Democrats 76 11
Republicans 10 79
Independents 46 40
Men 48 42
Women 46 40
Whites 45 47
Latinos* 48 29
LA County 47 38
Other SoCal 43 46
Central Valley 31 55
SF Bay Area 67 28
Other NorCal 41 33
Coastal 52 37
Inland 33 51
*very small sample
Field Poll 9/13/10

Both candidates are running well within their party bases: Boxer has 76% of Democrats and Fiorina has 79% of Republicans. But Boxer is also beating Fiorina 46-40% among the crucial independent voters.

And while Boxer enjoys a 46-40% lead among women, she holds a surprising  48-42% lead among men as well. This may be one of the reasons that Fiorina’s first TV spot, released Thursday, goes after Boxer as arrogant, using a clip of the hearing in June 2009 where she interrupted Brigadier Gen. Michael Walsh and asked him to call her “Senator” instead of “ma’am” because, as she put it, “I worked so hard to get that title.”

Fiorina needs to fuel the anti-Boxer anti-Washington sentiment evident in the Field Poll’s finding that while 67% of Boxer supporters say they are voting FOR her, 65% of Fiorina supporters say they are voting AGAINST Boxer. Maybe that explains the oddly off-point tag line in Fiorina’s ad where she concludes: “I’ll really go to work to end the arrogance in Washington.” (Huh?)
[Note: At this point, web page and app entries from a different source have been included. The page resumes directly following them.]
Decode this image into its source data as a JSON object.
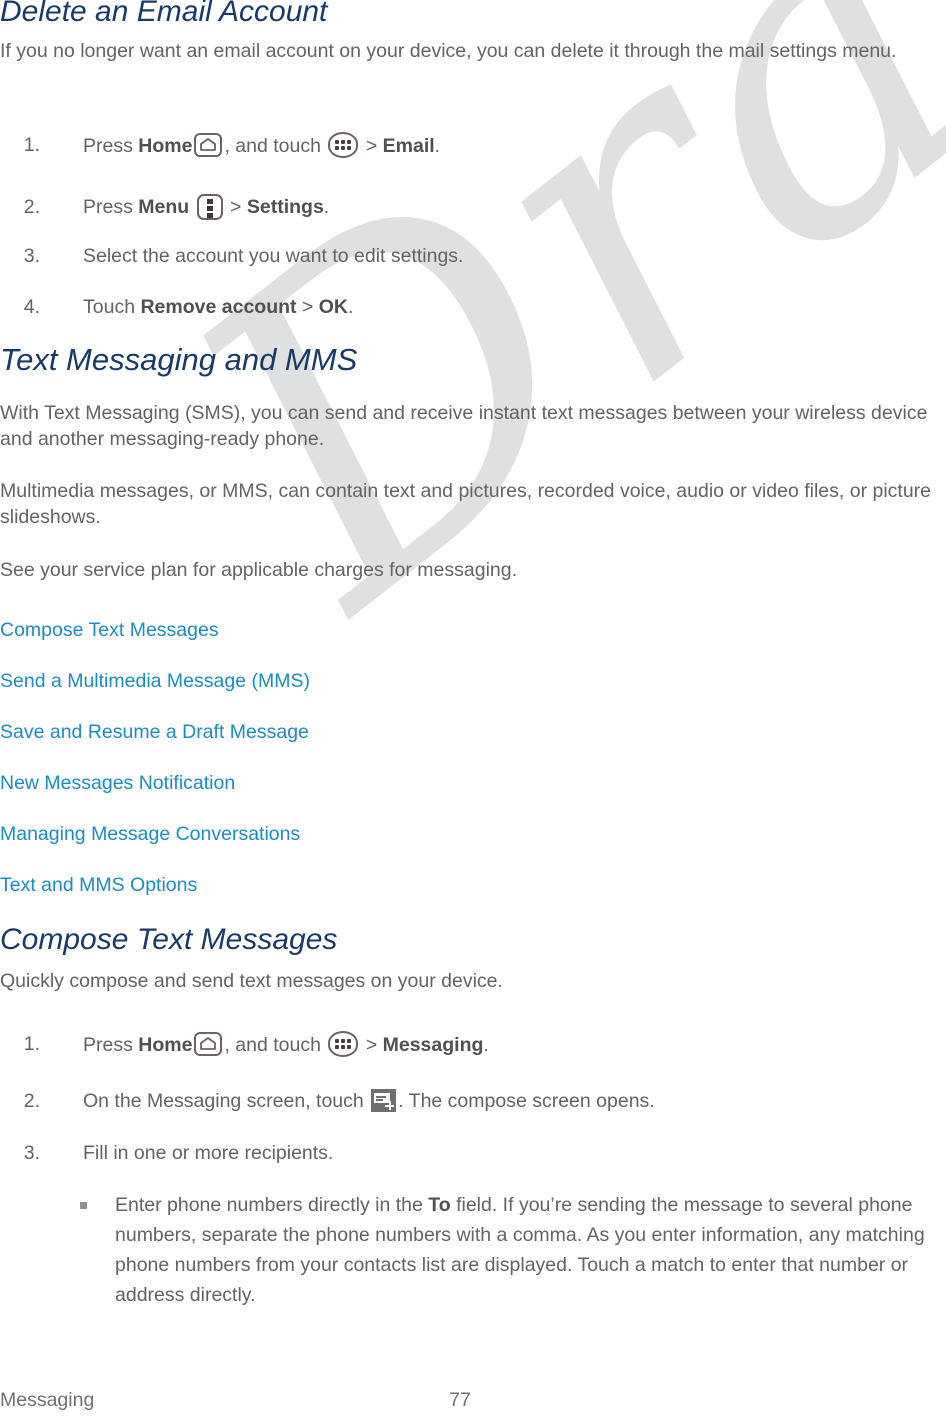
{
  "document": {
    "watermark": "Draft",
    "colors": {
      "heading": "#1a3a66",
      "body": "#616365",
      "link": "#1b8cbe",
      "watermark": "#dfe0e1",
      "icon_outline": "#6e6260",
      "compose_icon_fill": "#6d6f71"
    }
  },
  "section_delete_email": {
    "heading": "Delete an Email Account",
    "intro": "If you no longer want an email account on your device, you can delete it through the mail settings menu.",
    "steps": [
      {
        "number": "1.",
        "pre": "Press",
        "bold1": "Home",
        "icon1": "home-icon",
        "mid": ", and touch",
        "icon2": "apps-drawer-icon",
        "gt": ">",
        "bold2": "Email",
        "post": "."
      },
      {
        "number": "2.",
        "pre": "Press",
        "bold1": "Menu",
        "icon1": "menu-icon",
        "gt": ">",
        "bold2": "Settings",
        "post": "."
      },
      {
        "number": "3.",
        "text": "Select the account you want to edit settings."
      },
      {
        "number": "4.",
        "pre": "Touch",
        "bold1": "Remove account",
        "gt": ">",
        "bold2": "OK",
        "post": "."
      }
    ]
  },
  "section_text_messaging": {
    "heading": "Text Messaging and MMS",
    "paragraphs": [
      "With Text Messaging (SMS), you can send and receive instant text messages between your wireless device and another messaging-ready phone.",
      "Multimedia messages, or MMS, can contain text and pictures, recorded voice, audio or video files, or picture slideshows.",
      "See your service plan for applicable charges for messaging."
    ],
    "links": [
      "Compose Text Messages",
      "Send a Multimedia Message (MMS)",
      "Save and Resume a Draft Message",
      "New Messages Notification",
      "Managing Message Conversations",
      "Text and MMS Options"
    ]
  },
  "section_compose": {
    "heading": "Compose Text Messages",
    "intro": "Quickly compose and send text messages on your device.",
    "steps": [
      {
        "number": "1.",
        "pre": "Press",
        "bold1": "Home",
        "icon1": "home-icon",
        "mid": ", and touch",
        "icon2": "apps-drawer-icon",
        "gt": ">",
        "bold2": "Messaging",
        "post": "."
      },
      {
        "number": "2.",
        "pre": "On the Messaging screen, touch",
        "icon1": "compose-message-icon",
        "post": ". The compose screen opens."
      },
      {
        "number": "3.",
        "text": "Fill in one or more recipients."
      }
    ],
    "bullets": [
      {
        "pre": "Enter phone numbers directly in the",
        "bold": "To",
        "post": "field. If you’re sending the message to several phone numbers, separate the phone numbers with a comma. As you enter information, any matching phone numbers from your contacts list are displayed. Touch a match to enter that number or address directly."
      }
    ]
  },
  "footer": {
    "left": "Messaging",
    "page_number": "77"
  }
}
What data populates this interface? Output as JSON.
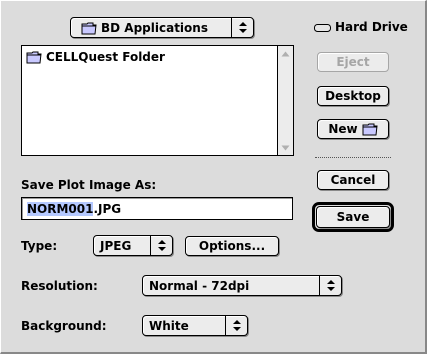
{
  "location_popup": {
    "label": "BD Applications",
    "icon": "folder-icon"
  },
  "drive": {
    "label": "Hard Drive",
    "icon": "hard-drive-icon"
  },
  "file_list": {
    "items": [
      {
        "name": "CELLQuest Folder",
        "icon": "folder-icon"
      }
    ]
  },
  "buttons": {
    "eject": "Eject",
    "desktop": "Desktop",
    "new": "New",
    "cancel": "Cancel",
    "save": "Save",
    "options": "Options..."
  },
  "save_as": {
    "label": "Save Plot Image As:",
    "filename_selected": "NORM001",
    "filename_rest": ".JPG"
  },
  "type": {
    "label": "Type:",
    "value": "JPEG"
  },
  "resolution": {
    "label": "Resolution:",
    "value": "Normal - 72dpi"
  },
  "background": {
    "label": "Background:",
    "value": "White"
  },
  "colors": {
    "selection": "#b4c8ff",
    "dialog_bg": "#dcdcdc",
    "disabled_text": "#a6a6a6"
  }
}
The Field Poll suggests there may only be a small audience for that pitch as views on Boxer – who has been in Congress for 28 years, including three terms in the Senate – are well established: only 7% of voters have no opinion about her.

Moreover, while Fiorina has a small lead among white voters (47-45%), Boxer has a huge 48-29% lead among Latinos (although the Field Poll sample of Latinos was unreliably small in this survey).

There are several issues Boxer has not yet put into a TV ad defining Fiorina in ways that are out of step with a majority of California voters. These include abortion, climate change, offshore oil drilling and a path to citizenship for illegal immigrants. If Boxer unloads on some or all of these, it is almost certain to affect a significant portion of the 28% of voters who as yet have no opinion about Fiorina.

Fiorina has a tough challenge: finding a way to reverse her standing with independent voters who, in California at least, tend to be politically moderate – and to the left of her – on those issues that Boxer has yet to include in her advertising.

Calbuzz is somewhat hampered in analyzing the survey in that the Field Poll has refused to allow us to become paid subscribers, with access to crosstabs until after they have been published. The data in this report come from sources.

The Field Poll surveyed 857 registered voters, including 599 likely voters, Sept. 14-21. The overall margin of error for the survey is +/- 4.1% and for likely voters it is +/- 5.8%. The data for this article are based on likely voters.

The future of print: As daily newspapers keep steadily shedding circulation, The Onion closely analyzed market conditions for the industry, and offers a a pretty damned funny hard look at the inevitable conclusion of this sad and regrettable trend. It’s here.